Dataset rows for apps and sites
§ §

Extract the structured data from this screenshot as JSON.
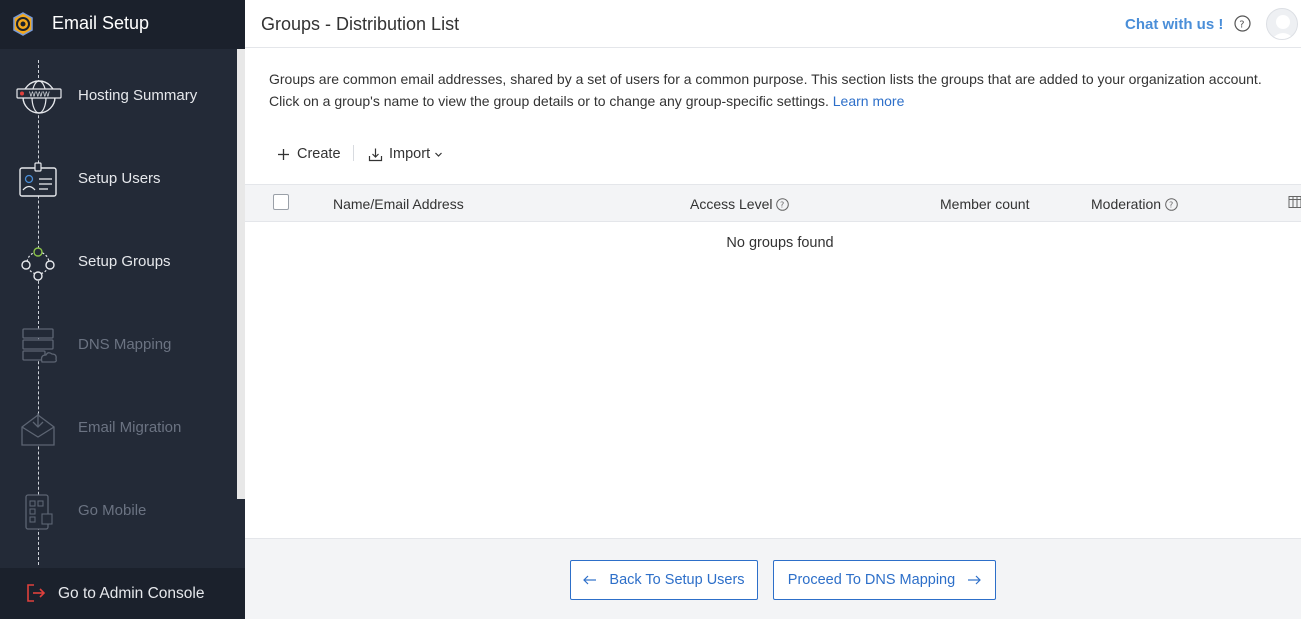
{
  "sidebar": {
    "title": "Email Setup",
    "steps": [
      {
        "label": "Hosting Summary",
        "state": "active"
      },
      {
        "label": "Setup Users",
        "state": "active"
      },
      {
        "label": "Setup Groups",
        "state": "active"
      },
      {
        "label": "DNS Mapping",
        "state": "disabled"
      },
      {
        "label": "Email Migration",
        "state": "disabled"
      },
      {
        "label": "Go Mobile",
        "state": "disabled"
      }
    ],
    "footer_label": "Go to Admin Console"
  },
  "header": {
    "title": "Groups - Distribution List",
    "chat_label": "Chat with us !"
  },
  "description": {
    "text": "Groups are common email addresses, shared by a set of users for a common purpose. This section lists the groups that are added to your organization account. Click on a group's name to view the group details or to change any group-specific settings.",
    "link": "Learn more"
  },
  "toolbar": {
    "create_label": "Create",
    "import_label": "Import"
  },
  "table": {
    "columns": {
      "name": "Name/Email Address",
      "access": "Access Level",
      "members": "Member count",
      "moderation": "Moderation"
    },
    "empty_text": "No groups found"
  },
  "footer": {
    "back_label": "Back To Setup Users",
    "proceed_label": "Proceed To DNS Mapping"
  },
  "colors": {
    "sidebar_bg": "#232a37",
    "accent": "#2d6fc9",
    "chat": "#4a8ed8",
    "admin_icon": "#e0403c"
  },
  "icons": {
    "logo": "gear-envelope-icon",
    "hosting": "globe-www-icon",
    "users": "id-card-icon",
    "groups": "network-people-icon",
    "dns": "server-cloud-icon",
    "migration": "envelope-download-icon",
    "mobile": "phone-apps-icon",
    "admin": "exit-icon"
  }
}
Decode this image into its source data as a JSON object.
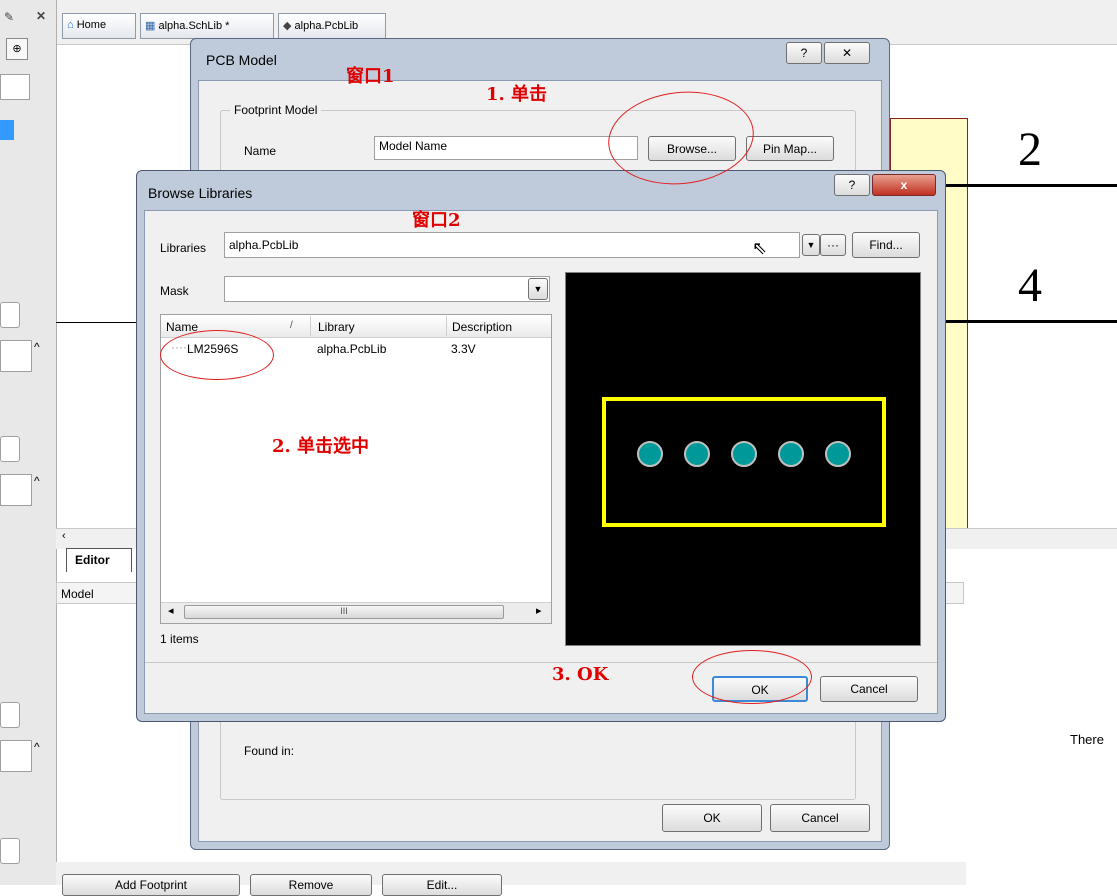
{
  "tabs": [
    {
      "label": "Home"
    },
    {
      "label": "alpha.SchLib *"
    },
    {
      "label": "alpha.PcbLib"
    }
  ],
  "editor": {
    "tab_label": "Editor",
    "model_column": "Model",
    "truncated_text": "There",
    "bottom_buttons": [
      "Add Footprint",
      "Remove",
      "Edit..."
    ]
  },
  "schematic": {
    "pin_numbers": [
      "2",
      "4"
    ],
    "body_color": "#fffcc8"
  },
  "pcb_model_dialog": {
    "title": "PCB Model",
    "help": "?",
    "close": "✕",
    "group_label": "Footprint Model",
    "name_label": "Name",
    "name_value": "Model Name",
    "browse_button": "Browse...",
    "pinmap_button": "Pin Map...",
    "found_in_label": "Found in:",
    "ok_button": "OK",
    "cancel_button": "Cancel"
  },
  "browse_libraries_dialog": {
    "title": "Browse Libraries",
    "help": "?",
    "close": "x",
    "libraries_label": "Libraries",
    "libraries_value": "alpha.PcbLib",
    "more_button": "···",
    "find_button": "Find...",
    "mask_label": "Mask",
    "mask_value": "",
    "columns": [
      "Name",
      "Library",
      "Description"
    ],
    "rows": [
      {
        "name": "LM2596S",
        "library": "alpha.PcbLib",
        "description": "3.3V"
      }
    ],
    "scrollbar_thumb_marks": "III",
    "items_count": "1 items",
    "ok_button": "OK",
    "cancel_button": "Cancel",
    "preview": {
      "background": "#000000",
      "outline_color": "#ffff00",
      "pad_color": "#009999",
      "pad_count": 5
    }
  },
  "annotations": {
    "window1": "窗口1",
    "step1": "1. 单击",
    "window2": "窗口2",
    "step2": "2. 单击选中",
    "step3": "3. OK"
  }
}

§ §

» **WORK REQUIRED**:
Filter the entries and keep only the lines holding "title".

» **YOUR SOLUTION**:
    "title": "Email Setup",
    "title": "Groups - Distribution List",
    "title": "PCB Model",
    "title": "Browse Libraries",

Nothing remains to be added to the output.